CHARLOTTE, N.C. — As Charlotte's homicide rate reaches staggering new heights, community members are taking matters into their own hands to improve the city.
Dozens of people came together at Marshall Park for "A Day of Healing" event, which celebrated Charlotte nonprofits and their work in the community following unrest after the officer-involved shooting death of Keith Lamont Scott.
“Only the community is going to save the community,” said Greg Jackson, co-founder of non-profit organization Heal Charlotte.
Organizers pulled resources from all over the city to offer residents help with everything from housing to health.
“We all just want to come together and try to show Charlotte that we can work together and not fight against each other, and if that decreases violence, that's what we're going to do,” said retired CMPD Detective Gary McFadden.

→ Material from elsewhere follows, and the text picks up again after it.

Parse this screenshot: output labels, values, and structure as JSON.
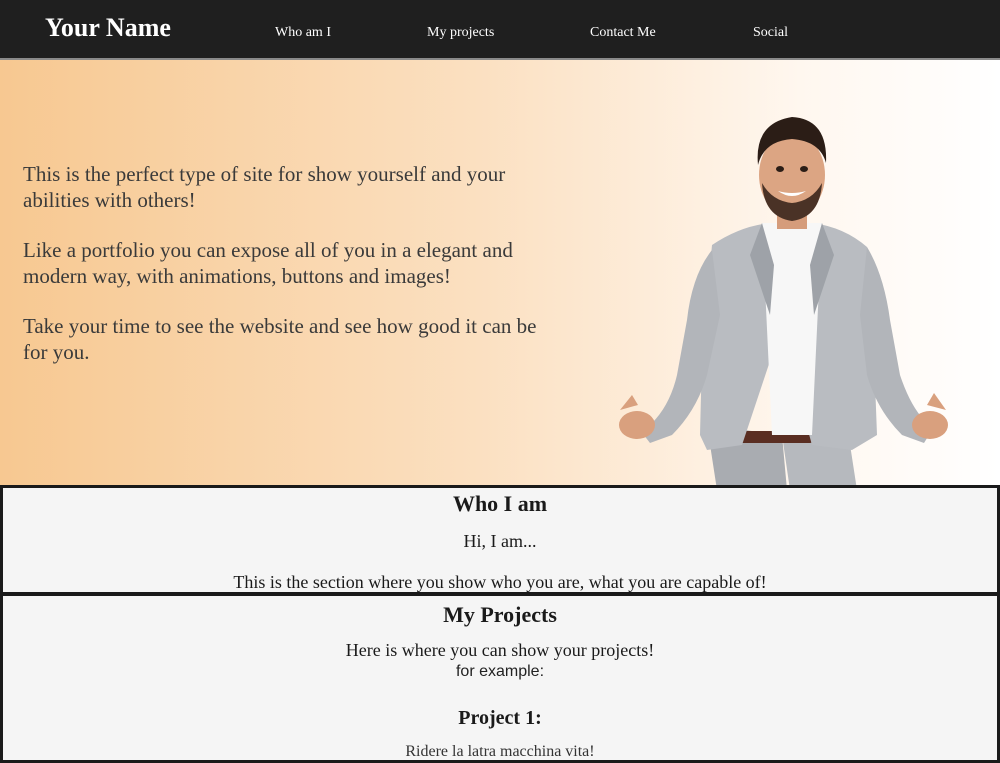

Charlotte had its 66th homicide of the year this week, two shy of last year’s total.
CMPD chief Kerr Putney also attended the event, and when asked, confirmed his support for a homicide task force.

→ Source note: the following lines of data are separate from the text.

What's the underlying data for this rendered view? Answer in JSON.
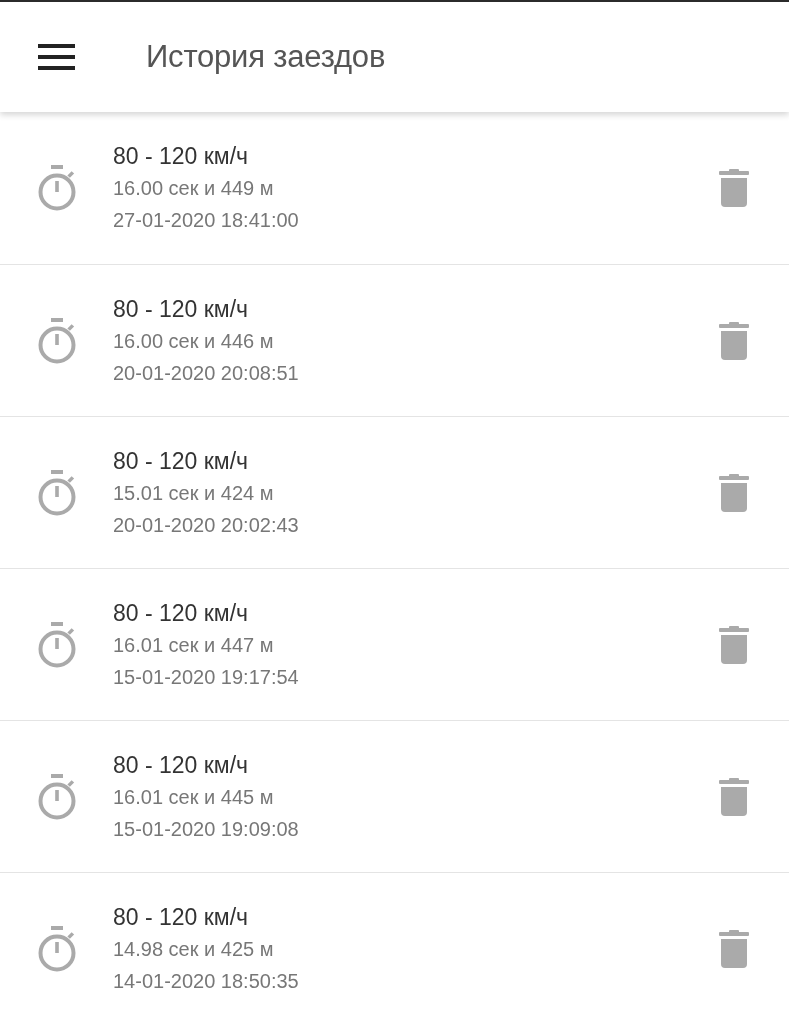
{
  "app_bar": {
    "title": "История заездов"
  },
  "runs": [
    {
      "title": "80 - 120 км/ч",
      "result": "16.00 сек и 449 м",
      "date": "27-01-2020 18:41:00"
    },
    {
      "title": "80 - 120 км/ч",
      "result": "16.00 сек и 446 м",
      "date": "20-01-2020 20:08:51"
    },
    {
      "title": "80 - 120 км/ч",
      "result": "15.01 сек и 424 м",
      "date": "20-01-2020 20:02:43"
    },
    {
      "title": "80 - 120 км/ч",
      "result": "16.01 сек и 447 м",
      "date": "15-01-2020 19:17:54"
    },
    {
      "title": "80 - 120 км/ч",
      "result": "16.01 сек и 445 м",
      "date": "15-01-2020 19:09:08"
    },
    {
      "title": "80 - 120 км/ч",
      "result": "14.98 сек и 425 м",
      "date": "14-01-2020 18:50:35"
    }
  ]
}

This week, organizations including SAFE Coalition, Action NC and the Charlotte Mecklenburg NAACP called for the city to re-establish its homicide task force, which was last created in 2005 when 85 people were murdered in Charlotte.
“I brought it up in July,” Putney said. “Nothing happened. So this time I got other people to the table and said, ‘Let's just move. We don't need to make a big deal about it. Let's just start enacting those recommendations that will help us get out of the issues we're having around violence.'”
At a separate event, hosted by the City of Charlotte at the Charlotte Convention Center, residents voiced their concerns with the issues they were most concerned with in their communities.
Afterwards, they broke out into small groups where they brainstormed solutions and an action plan.
The event aligned with the city of Charlotte's commitment letter to the community last September.
Cox Media Group